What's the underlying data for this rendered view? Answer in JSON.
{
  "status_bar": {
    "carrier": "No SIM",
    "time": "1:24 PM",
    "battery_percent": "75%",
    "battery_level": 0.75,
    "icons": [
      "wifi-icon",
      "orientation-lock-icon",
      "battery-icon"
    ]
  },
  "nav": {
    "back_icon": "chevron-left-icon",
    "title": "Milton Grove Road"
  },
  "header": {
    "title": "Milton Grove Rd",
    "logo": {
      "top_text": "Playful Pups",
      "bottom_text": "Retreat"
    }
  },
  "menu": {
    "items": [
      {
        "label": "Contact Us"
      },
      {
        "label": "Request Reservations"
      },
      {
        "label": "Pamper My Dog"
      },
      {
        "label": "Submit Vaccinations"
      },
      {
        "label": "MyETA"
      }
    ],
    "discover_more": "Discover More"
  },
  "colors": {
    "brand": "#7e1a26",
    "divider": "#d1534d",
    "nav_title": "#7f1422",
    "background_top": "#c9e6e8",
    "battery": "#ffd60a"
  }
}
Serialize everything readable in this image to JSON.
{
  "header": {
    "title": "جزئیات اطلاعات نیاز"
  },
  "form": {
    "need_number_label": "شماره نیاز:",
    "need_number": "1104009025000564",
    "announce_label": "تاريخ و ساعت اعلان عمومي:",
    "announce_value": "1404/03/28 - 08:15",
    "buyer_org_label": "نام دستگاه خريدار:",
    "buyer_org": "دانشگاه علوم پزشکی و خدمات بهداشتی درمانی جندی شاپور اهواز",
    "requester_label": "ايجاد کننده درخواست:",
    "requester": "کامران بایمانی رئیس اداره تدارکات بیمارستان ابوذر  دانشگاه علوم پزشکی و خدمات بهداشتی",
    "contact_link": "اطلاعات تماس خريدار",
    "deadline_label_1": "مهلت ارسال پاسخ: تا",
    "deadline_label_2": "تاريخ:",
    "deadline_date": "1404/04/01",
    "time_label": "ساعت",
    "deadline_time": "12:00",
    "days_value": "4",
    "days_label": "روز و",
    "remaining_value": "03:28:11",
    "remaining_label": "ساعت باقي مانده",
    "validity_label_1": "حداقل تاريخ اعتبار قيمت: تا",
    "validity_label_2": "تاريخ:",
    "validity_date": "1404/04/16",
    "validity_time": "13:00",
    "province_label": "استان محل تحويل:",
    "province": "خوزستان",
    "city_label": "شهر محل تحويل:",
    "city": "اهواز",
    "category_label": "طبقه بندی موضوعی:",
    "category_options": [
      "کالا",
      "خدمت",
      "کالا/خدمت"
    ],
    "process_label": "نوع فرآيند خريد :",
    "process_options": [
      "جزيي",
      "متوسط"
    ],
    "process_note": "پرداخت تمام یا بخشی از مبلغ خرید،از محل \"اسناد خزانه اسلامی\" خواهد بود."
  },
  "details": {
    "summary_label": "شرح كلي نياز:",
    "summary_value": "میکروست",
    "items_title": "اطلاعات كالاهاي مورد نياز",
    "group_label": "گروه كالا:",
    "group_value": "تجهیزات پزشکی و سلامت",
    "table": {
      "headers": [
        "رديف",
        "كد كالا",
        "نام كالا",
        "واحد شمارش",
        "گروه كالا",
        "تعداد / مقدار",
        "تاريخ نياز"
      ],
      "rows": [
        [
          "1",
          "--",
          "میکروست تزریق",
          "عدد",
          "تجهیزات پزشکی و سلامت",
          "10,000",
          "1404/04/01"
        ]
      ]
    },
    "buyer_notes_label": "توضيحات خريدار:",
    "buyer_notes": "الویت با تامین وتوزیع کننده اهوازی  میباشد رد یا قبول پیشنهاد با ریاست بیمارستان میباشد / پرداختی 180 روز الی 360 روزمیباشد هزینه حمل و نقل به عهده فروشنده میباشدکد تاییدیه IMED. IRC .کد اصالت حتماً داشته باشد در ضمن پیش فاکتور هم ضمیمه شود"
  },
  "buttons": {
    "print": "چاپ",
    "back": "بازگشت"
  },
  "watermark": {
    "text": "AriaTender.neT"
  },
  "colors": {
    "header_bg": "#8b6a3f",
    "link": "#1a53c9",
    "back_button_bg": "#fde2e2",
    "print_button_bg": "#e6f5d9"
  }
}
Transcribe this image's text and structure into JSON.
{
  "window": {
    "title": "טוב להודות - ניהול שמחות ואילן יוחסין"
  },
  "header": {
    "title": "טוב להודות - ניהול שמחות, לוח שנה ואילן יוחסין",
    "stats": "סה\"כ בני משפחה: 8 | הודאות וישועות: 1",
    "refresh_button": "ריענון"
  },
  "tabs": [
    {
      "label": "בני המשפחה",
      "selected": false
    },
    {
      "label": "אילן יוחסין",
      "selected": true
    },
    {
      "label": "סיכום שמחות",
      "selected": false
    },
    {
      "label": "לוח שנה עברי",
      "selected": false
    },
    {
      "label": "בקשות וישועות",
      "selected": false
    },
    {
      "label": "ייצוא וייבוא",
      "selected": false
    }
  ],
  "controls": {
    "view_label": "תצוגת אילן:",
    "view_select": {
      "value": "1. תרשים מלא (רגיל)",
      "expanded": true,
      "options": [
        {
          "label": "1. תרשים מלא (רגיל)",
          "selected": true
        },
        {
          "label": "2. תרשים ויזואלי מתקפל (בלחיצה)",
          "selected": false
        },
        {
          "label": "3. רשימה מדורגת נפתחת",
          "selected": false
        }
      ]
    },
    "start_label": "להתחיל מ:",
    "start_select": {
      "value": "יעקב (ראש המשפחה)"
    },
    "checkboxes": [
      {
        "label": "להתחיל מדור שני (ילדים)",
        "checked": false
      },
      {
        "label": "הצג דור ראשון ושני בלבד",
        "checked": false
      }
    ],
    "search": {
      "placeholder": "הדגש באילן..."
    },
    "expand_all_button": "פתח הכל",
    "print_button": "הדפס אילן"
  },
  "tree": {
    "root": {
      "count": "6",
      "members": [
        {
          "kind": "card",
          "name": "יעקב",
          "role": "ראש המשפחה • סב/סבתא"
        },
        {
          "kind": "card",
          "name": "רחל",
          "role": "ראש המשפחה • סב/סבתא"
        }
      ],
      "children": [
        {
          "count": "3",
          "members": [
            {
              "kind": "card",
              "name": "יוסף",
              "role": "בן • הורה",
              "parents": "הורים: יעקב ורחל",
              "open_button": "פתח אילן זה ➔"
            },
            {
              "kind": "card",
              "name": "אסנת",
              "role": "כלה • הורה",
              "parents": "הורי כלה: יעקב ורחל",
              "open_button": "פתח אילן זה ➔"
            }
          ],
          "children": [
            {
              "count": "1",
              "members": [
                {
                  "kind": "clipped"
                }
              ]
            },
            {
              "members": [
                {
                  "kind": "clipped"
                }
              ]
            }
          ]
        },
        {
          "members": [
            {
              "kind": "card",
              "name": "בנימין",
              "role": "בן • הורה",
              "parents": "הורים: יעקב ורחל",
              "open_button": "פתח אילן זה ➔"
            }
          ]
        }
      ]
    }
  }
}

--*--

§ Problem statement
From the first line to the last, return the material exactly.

§ Finished task
What's the underlying data for this rendered view? Answer in JSON.
{
  "status_bar": {
    "carrier": "No SIM",
    "time": "1:24 PM",
    "battery_percent": "75%",
    "battery_level": 0.75,
    "icons": [
      "wifi-icon",
      "orientation-lock-icon",
      "battery-icon"
    ]
  },
  "nav": {
    "back_icon": "chevron-left-icon",
    "title": "Milton Grove Road"
  },
  "header": {
    "title": "Milton Grove Rd",
    "logo": {
      "top_text": "Playful Pups",
      "bottom_text": "Retreat"
    }
  },
  "menu": {
    "items": [
      {
        "label": "Contact Us"
      },
      {
        "label": "Request Reservations"
      },
      {
        "label": "Pamper My Dog"
      },
      {
        "label": "Submit Vaccinations"
      },
      {
        "label": "MyETA"
      }
    ],
    "discover_more": "Discover More"
  },
  "colors": {
    "brand": "#7e1a26",
    "divider": "#d1534d",
    "nav_title": "#7f1422",
    "background_top": "#c9e6e8",
    "battery": "#ffd60a"
  }
}
Serialize everything readable in this image to JSON.
{
  "header": {
    "title": "جزئیات اطلاعات نیاز"
  },
  "form": {
    "need_number_label": "شماره نیاز:",
    "need_number": "1104009025000564",
    "announce_label": "تاريخ و ساعت اعلان عمومي:",
    "announce_value": "1404/03/28 - 08:15",
    "buyer_org_label": "نام دستگاه خريدار:",
    "buyer_org": "دانشگاه علوم پزشکی و خدمات بهداشتی درمانی جندی شاپور اهواز",
    "requester_label": "ايجاد کننده درخواست:",
    "requester": "کامران بایمانی رئیس اداره تدارکات بیمارستان ابوذر  دانشگاه علوم پزشکی و خدمات بهداشتی",
    "contact_link": "اطلاعات تماس خريدار",
    "deadline_label_1": "مهلت ارسال پاسخ: تا",
    "deadline_label_2": "تاريخ:",
    "deadline_date": "1404/04/01",
    "time_label": "ساعت",
    "deadline_time": "12:00",
    "days_value": "4",
    "days_label": "روز و",
    "remaining_value": "03:28:11",
    "remaining_label": "ساعت باقي مانده",
    "validity_label_1": "حداقل تاريخ اعتبار قيمت: تا",
    "validity_label_2": "تاريخ:",
    "validity_date": "1404/04/16",
    "validity_time": "13:00",
    "province_label": "استان محل تحويل:",
    "province": "خوزستان",
    "city_label": "شهر محل تحويل:",
    "city": "اهواز",
    "category_label": "طبقه بندی موضوعی:",
    "category_options": [
      "کالا",
      "خدمت",
      "کالا/خدمت"
    ],
    "process_label": "نوع فرآيند خريد :",
    "process_options": [
      "جزيي",
      "متوسط"
    ],
    "process_note": "پرداخت تمام یا بخشی از مبلغ خرید،از محل \"اسناد خزانه اسلامی\" خواهد بود."
  },
  "details": {
    "summary_label": "شرح كلي نياز:",
    "summary_value": "میکروست",
    "items_title": "اطلاعات كالاهاي مورد نياز",
    "group_label": "گروه كالا:",
    "group_value": "تجهیزات پزشکی و سلامت",
    "table": {
      "headers": [
        "رديف",
        "كد كالا",
        "نام كالا",
        "واحد شمارش",
        "گروه كالا",
        "تعداد / مقدار",
        "تاريخ نياز"
      ],
      "rows": [
        [
          "1",
          "--",
          "میکروست تزریق",
          "عدد",
          "تجهیزات پزشکی و سلامت",
          "10,000",
          "1404/04/01"
        ]
      ]
    },
    "buyer_notes_label": "توضيحات خريدار:",
    "buyer_notes": "الویت با تامین وتوزیع کننده اهوازی  میباشد رد یا قبول پیشنهاد با ریاست بیمارستان میباشد / پرداختی 180 روز الی 360 روزمیباشد هزینه حمل و نقل به عهده فروشنده میباشدکد تاییدیه IMED. IRC .کد اصالت حتماً داشته باشد در ضمن پیش فاکتور هم ضمیمه شود"
  },
  "buttons": {
    "print": "چاپ",
    "back": "بازگشت"
  },
  "watermark": {
    "text": "AriaTender.neT"
  },
  "colors": {
    "header_bg": "#8b6a3f",
    "link": "#1a53c9",
    "back_button_bg": "#fde2e2",
    "print_button_bg": "#e6f5d9"
  }
}
Transcribe this image's text and structure into JSON.
{
  "window": {
    "title": "טוב להודות - ניהול שמחות ואילן יוחסין"
  },
  "header": {
    "title": "טוב להודות - ניהול שמחות, לוח שנה ואילן יוחסין",
    "stats": "סה\"כ בני משפחה: 8 | הודאות וישועות: 1",
    "refresh_button": "ריענון"
  },
  "tabs": [
    {
      "label": "בני המשפחה",
      "selected": false
    },
    {
      "label": "אילן יוחסין",
      "selected": true
    },
    {
      "label": "סיכום שמחות",
      "selected": false
    },
    {
      "label": "לוח שנה עברי",
      "selected": false
    },
    {
      "label": "בקשות וישועות",
      "selected": false
    },
    {
      "label": "ייצוא וייבוא",
      "selected": false
    }
  ],
  "controls": {
    "view_label": "תצוגת אילן:",
    "view_select": {
      "value": "1. תרשים מלא (רגיל)",
      "expanded": true,
      "options": [
        {
          "label": "1. תרשים מלא (רגיל)",
          "selected": true
        },
        {
          "label": "2. תרשים ויזואלי מתקפל (בלחיצה)",
          "selected": false
        },
        {
          "label": "3. רשימה מדורגת נפתחת",
          "selected": false
        }
      ]
    },
    "start_label": "להתחיל מ:",
    "start_select": {
      "value": "יעקב (ראש המשפחה)"
    },
    "checkboxes": [
      {
        "label": "להתחיל מדור שני (ילדים)",
        "checked": false
      },
      {
        "label": "הצג דור ראשון ושני בלבד",
        "checked": false
      }
    ],
    "search": {
      "placeholder": "הדגש באילן..."
    },
    "expand_all_button": "פתח הכל",
    "print_button": "הדפס אילן"
  },
  "tree": {
    "root": {
      "count": "6",
      "members": [
        {
          "kind": "card",
          "name": "יעקב",
          "role": "ראש המשפחה • סב/סבתא"
        },
        {
          "kind": "card",
          "name": "רחל",
          "role": "ראש המשפחה • סב/סבתא"
        }
      ],
      "children": [
        {
          "count": "3",
          "members": [
            {
              "kind": "card",
              "name": "יוסף",
              "role": "בן • הורה",
              "parents": "הורים: יעקב ורחל",
              "open_button": "פתח אילן זה ➔"
            },
            {
              "kind": "card",
              "name": "אסנת",
              "role": "כלה • הורה",
              "parents": "הורי כלה: יעקב ורחל",
              "open_button": "פתח אילן זה ➔"
            }
          ],
          "children": [
            {
              "count": "1",
              "members": [
                {
                  "kind": "clipped"
                }
              ]
            },
            {
              "members": [
                {
                  "kind": "clipped"
                }
              ]
            }
          ]
        },
        {
          "members": [
            {
              "kind": "card",
              "name": "בנימין",
              "role": "בן • הורה",
              "parents": "הורים: יעקב ורחל",
              "open_button": "פתח אילן זה ➔"
            }
          ]
        }
      ]
    }
  }
}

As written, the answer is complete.